Installing public art on traffic signal cabinets can enhance the beauty and sense of place in a community. Artwork depicted on the cabinets often reflects the unique characteristics of the neighborhood, especially when local artists and students get involved in the project. According to Forbes Magazine, painting colorful murals on surfaces also reduces vandalism by up to 95%. In areas hard-hit by graffiti, keeping surfaces clean requires significant resources and staff time. Some vandals do still target surfaces painted with murals, but the time and effort required for graffiti removal is reduced.
There are several options for applying images to a traffic signal cabinet. The first is painting, which typically consists of a layer of primer, paint, several coats of a UV-filtering clear coat to protect the art from sun fading and a layer of wax or other treatment to allow for successful graffiti removal without damaging the clear coat. Painted artworks typically last five to six years.

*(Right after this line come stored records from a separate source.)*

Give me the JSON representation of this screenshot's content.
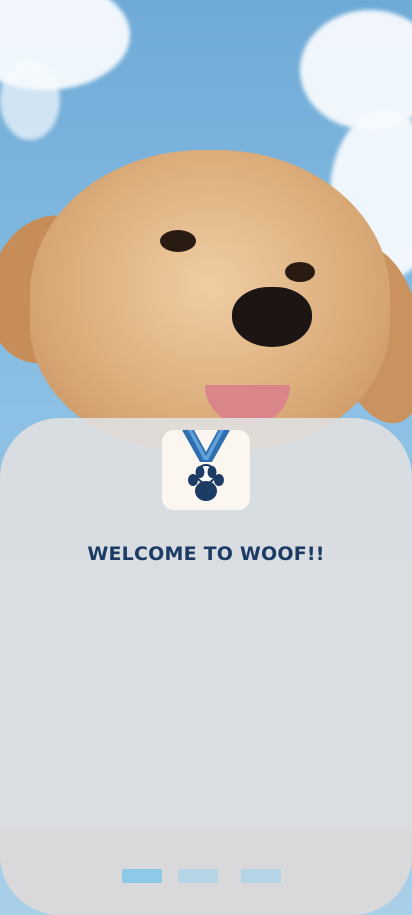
{
  "welcome": {
    "title": "WELCOME TO WOOF!!"
  },
  "logo": {
    "icon": "paw-medal-icon"
  },
  "pager": {
    "count": 3,
    "active_index": 0,
    "colors": {
      "active": "#8ec9e8",
      "inactive": "#b5d5e6"
    }
  },
  "colors": {
    "title": "#1c3c66",
    "medal_ribbon": "#2f6fb0",
    "paw": "#1c3c66"
  }
}
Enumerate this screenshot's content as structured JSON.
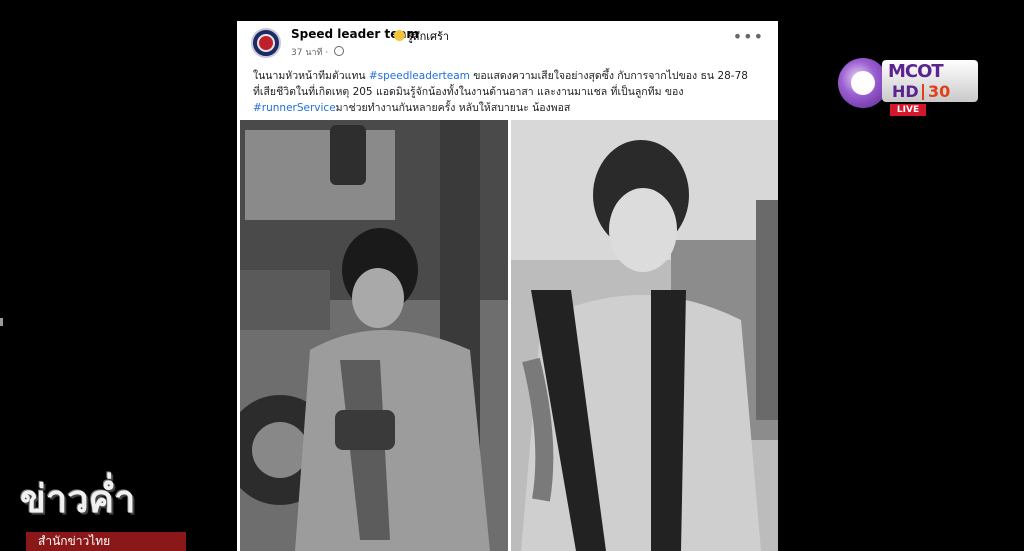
{
  "post": {
    "page_name": "Speed leader team",
    "feeling": "รู้สึกเศร้า",
    "time": "37 นาที",
    "more_label": "•••",
    "caption": {
      "part1": "ในนามหัวหน้าทีมตัวแทน ",
      "hashtag1": "#speedleaderteam",
      "part2": " ขอแสดงความเสียใจอย่างสุดซึ้ง กับการจากไปของ ธน 28-78 ที่เสียชีวิตในที่เกิดเหตุ 205 แอดมินรู้จักน้องทั้งในงานด้านอาสา และงานมาแชล ที่เป็นลูกทีม ของ ",
      "hashtag2": "#runnerService",
      "part3": "มาช่วยทำงานกันหลายครั้ง หลับให้สบายนะ น้องพอส"
    }
  },
  "channel_logo": {
    "brand": "MCOT",
    "hd": "HD",
    "number": "30",
    "live": "LIVE"
  },
  "news_logo": {
    "title": "ข่าวค่ำ",
    "subtitle": "สำนักข่าวไทย"
  },
  "colors": {
    "hashtag": "#216fdb",
    "live_red": "#d3182b",
    "news_red": "#8a1818",
    "mcot_purple": "#5a2391"
  }
}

Another option is to use a layer of thin, adhesive vinyl to wrap the cabinet. The artwork is submitted as a high-resolution digital image which is then printed onto the specialty vinyl wrap material. The material is applied to the exterior of the traffic signal cabinet and typically has a useful life of five to ten years.
Many cities have an ongoing traffic signal cabinet art program, often sponsored by a local or regional art commission. The art is typically funded through grants, private contributions and business sponsorships. The cost to apply artwork to a cabinet typically ranges from $800 to $2,000, including materials and an optional honorarium payment made to the artist for their time.
Before soliciting artists to decorate signal cabinets, there are a few items that should be considered. The first is that only town-owned equipment may be painted or wrapped. The Connecticut Department of Transportation (CTDOT) does not allow artwork on state-owned traffic signal cabinets. Agencies should establish a clear process for accepting, processing and voting on applications. Guidelines should be provided for imagery that is acceptable and unacceptable in a public space. For example, text can be distracting to drivers, so a best practice is to keep it to a minimum or place it on the side of the cabinet facing away from traffic.
Maintenance responsibilities should be determined ahead of time, and guidelines should be provided for ensuring long-lasting art installations. Low-quality paints, interior paints and paints of different brands mixed together tend to produce inferior results. Commercial or industrial grade materials should be specified. It is also important to communicate to the artist that hinges, door handles and vents should not be painted over and need to remain fully operational. Finally, it is helpful to determine what will happen when the art installation reaches the end of its useful life, whether that means returning the cabinet to its original state or commissioning a new mural for the cabinet. For an example of a cabinet art program in Connecticut, check out the Norwalk Traffic Graphic Program.